 Beryl's Table Runner woven on 36 shafts.












I quite enjoyed this class and learned a lot about designing huck.  Rosalie was there for all of us, making sure that we understood her directions and giving assistance when needed.    I designed a whole lot of blocks and was fortunate that I could use my multishaft loom to weave my projects.  Love Zoom workshops! - Beryl M.

Susan M's Towels 

4 towels of cottolin.  When I was warping back to front, I found 100 threads short by one yard. I tied on these 100 threads so I would not waste so much warp.

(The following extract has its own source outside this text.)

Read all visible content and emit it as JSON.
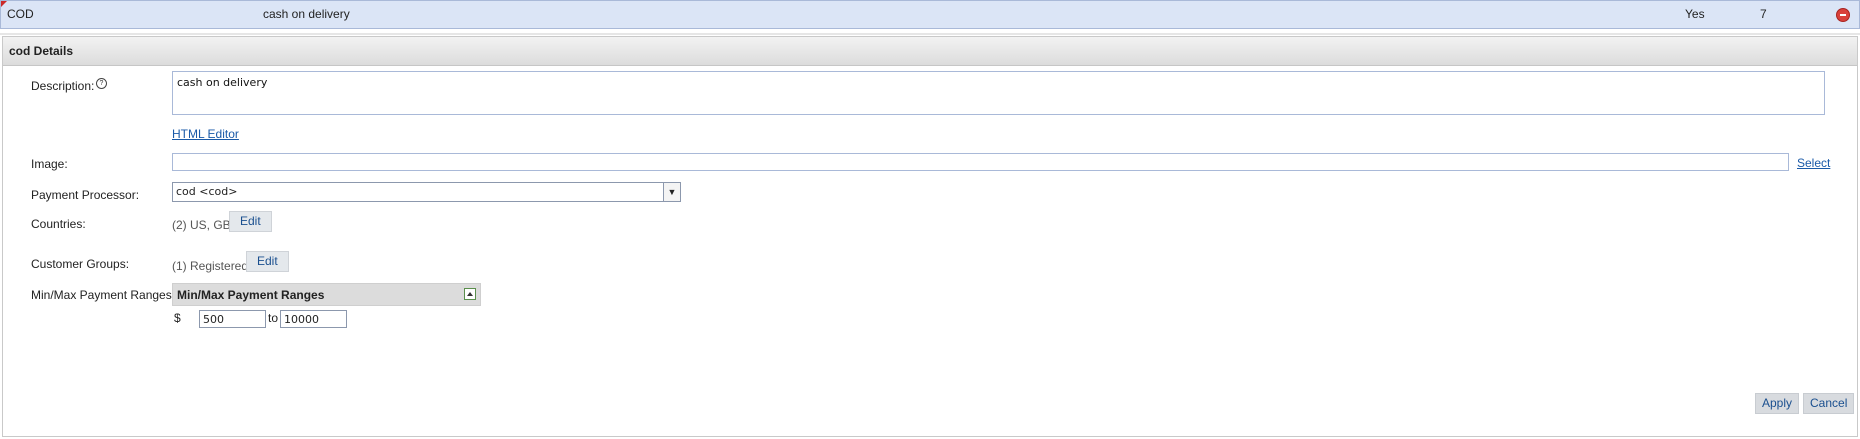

It worked!! Enough for 4 huck towels and not much shrinkage with cottolin.  Now will add on a  towel kit I found of natural dyed cotton  and use Huck instead
Susan M.

Nancy B. Towels

I really enjoyed Rosalie’s workshop.  Besides feeling like I was finally beginning to grasp the concept of weaving with blocks, I also gained some great general weaving tips.  I will look forward to the next workshop!! Nancy B.


 Darla's huck project

 This Zoom workshop was great for me. The second day of the workshop a multitude of conflicts appeared suddenly on my schedule, but I knew I would have access to the recorded videos so I was able to alleviate a lot of stress.

My warp was inspired by images of 18th century Indian calico or chintz. I used my bright red and greens, but softened it with a pale buttery yellow and sky blue.

All in all, I’m enjoying this weaving project--despite the puppy literally running away with my warp while winding on, pull-in (solved with a temple), and unattractive scalloped edges (also solved with a temple)  Darla G.